Michael Rosen’s Sad Book
|Author:||Michael Rosen. Illustrated by Quentin Blake.|
|Physical Description:||p : col. ill. ; 30 cm.|
|Notes:||Michael Rosen (1947-) is a British poet, performer, and broadcaster, who writes across multiple genres and forms. Rosen has won numerous awards for his children’s books and was the children’s laureate from 2007-2009. He is perhaps best known for his children’s poetry, and many of these volumes are illustrated by Quentin Blake. Michael Rosen’s Sad Book (2004), also illustrated by Blake ‘addresses his bereavement after the death of his teenage son in 1999’ (O’Sullivan 216). It is an important book as it deals directly and simply with issues of death, sadness, despair, and depression, in a format that appears suitable for children. The book’s simple, short sentences address these issues directly but sensitively, while not glossing the subject with soothing metaphors of death. In addition to the typical issues of sadness and grief experienced after the death of a loved one, particularly a sudden and unexpected death, the book explores sadness without reason, depression, and anger. Additionally, the behaviour associated with sadness and grief is explored: ‘crazy things’, displayed through physical behaviour, like screaming and repetitive noises, and ‘bad things’ which are not fully disclosed by the author. The accompanying illustrations work with the text to convey the feelings experienced by the narrator. For example, in one double-page spread, ‘sad’ is described as ‘a sad place inside me because things aren’t the same’, as the panels that spread across the page show the narrator in four different panels that gradually become bleaker and more isolated. There is a significant contradiction here in this double-page spread: the narrator begins by saying he is sad not because of the deaths of his loved ones, but ‘It’s just because’. However, on the second page, as the illustrations in the panels become bleaker, the narrative voice reflects that ‘It’s not the same as it was a few years ago. So what happens is there’s a sad place inside me because things aren’t the same’. Sad has no easy or obvious explanation, but it is part of an altered landscape of the self. Feelings of sadness are not conveyed as having clear cycles, moving from darkness into light, but instead periodically bring the narrator into greater darkness.
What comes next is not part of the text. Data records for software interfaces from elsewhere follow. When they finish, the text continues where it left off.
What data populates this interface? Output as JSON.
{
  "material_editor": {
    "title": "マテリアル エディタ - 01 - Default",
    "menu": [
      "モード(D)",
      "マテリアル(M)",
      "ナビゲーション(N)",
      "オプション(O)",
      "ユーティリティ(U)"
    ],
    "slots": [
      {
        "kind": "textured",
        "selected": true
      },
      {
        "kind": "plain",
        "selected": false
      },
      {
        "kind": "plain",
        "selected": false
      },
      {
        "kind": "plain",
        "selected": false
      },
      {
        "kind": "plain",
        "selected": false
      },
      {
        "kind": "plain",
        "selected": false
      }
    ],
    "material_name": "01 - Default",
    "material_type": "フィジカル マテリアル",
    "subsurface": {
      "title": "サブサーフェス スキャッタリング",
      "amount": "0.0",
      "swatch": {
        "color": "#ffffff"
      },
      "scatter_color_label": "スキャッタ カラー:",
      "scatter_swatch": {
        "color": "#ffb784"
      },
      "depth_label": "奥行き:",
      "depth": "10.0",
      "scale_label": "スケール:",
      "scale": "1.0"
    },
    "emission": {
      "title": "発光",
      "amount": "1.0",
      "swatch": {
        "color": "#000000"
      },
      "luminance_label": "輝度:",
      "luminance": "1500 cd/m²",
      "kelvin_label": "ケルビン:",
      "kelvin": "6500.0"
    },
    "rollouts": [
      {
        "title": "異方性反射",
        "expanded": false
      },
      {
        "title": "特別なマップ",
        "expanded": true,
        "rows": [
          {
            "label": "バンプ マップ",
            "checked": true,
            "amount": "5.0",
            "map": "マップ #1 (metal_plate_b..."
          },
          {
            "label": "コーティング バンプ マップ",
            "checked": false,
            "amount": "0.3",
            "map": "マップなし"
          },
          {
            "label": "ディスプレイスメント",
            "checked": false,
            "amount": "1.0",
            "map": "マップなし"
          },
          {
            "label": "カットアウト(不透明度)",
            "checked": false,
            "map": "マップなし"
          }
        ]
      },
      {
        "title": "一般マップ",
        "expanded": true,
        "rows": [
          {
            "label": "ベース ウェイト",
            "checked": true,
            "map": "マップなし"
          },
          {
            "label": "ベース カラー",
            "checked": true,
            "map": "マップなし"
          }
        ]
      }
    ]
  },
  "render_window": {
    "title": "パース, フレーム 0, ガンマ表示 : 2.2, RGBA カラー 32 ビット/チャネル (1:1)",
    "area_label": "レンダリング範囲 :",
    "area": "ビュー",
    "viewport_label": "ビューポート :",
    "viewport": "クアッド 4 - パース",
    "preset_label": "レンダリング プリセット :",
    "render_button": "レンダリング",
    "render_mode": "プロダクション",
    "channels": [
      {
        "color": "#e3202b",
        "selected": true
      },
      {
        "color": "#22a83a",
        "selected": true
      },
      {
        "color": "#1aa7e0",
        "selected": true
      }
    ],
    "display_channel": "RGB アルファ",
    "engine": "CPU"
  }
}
Nicholas Tucker discusses the reaction against what he terms ‘depressive’ stories for children, and notes that the reaction to this book has been ‘extremely positive’. However, Tucker does not take this as an indicator that ‘there is no longer any will to protect even the smallest of children from all potentially depressing material’, going on to acknowledge the ‘expertly crafted’ nature of the illustrations and text (Tucker 206). Though contemporary children’s books about subjects such as death and depression are becoming more frequent, there is still a notable reluctance to include these books in a canon of children’s literature read by children.
O’ Sullivan, Emer. Historical Dictionary of Children’s Literature. Lanham, MD: Scarecrow Press, 2010.
Tucker, Nicholas. “Depressive Stories for Children.” Children’s Literature in Education 37 (2006): 199-210.
|Subject:||Death, Illustrator, Age of Reader, Genre, Form, Bereavement, Grief, Depression|
|Library:||St Patrick's College, Drumcondra (DCU)|
|Collection:||Junior Collection - SPD|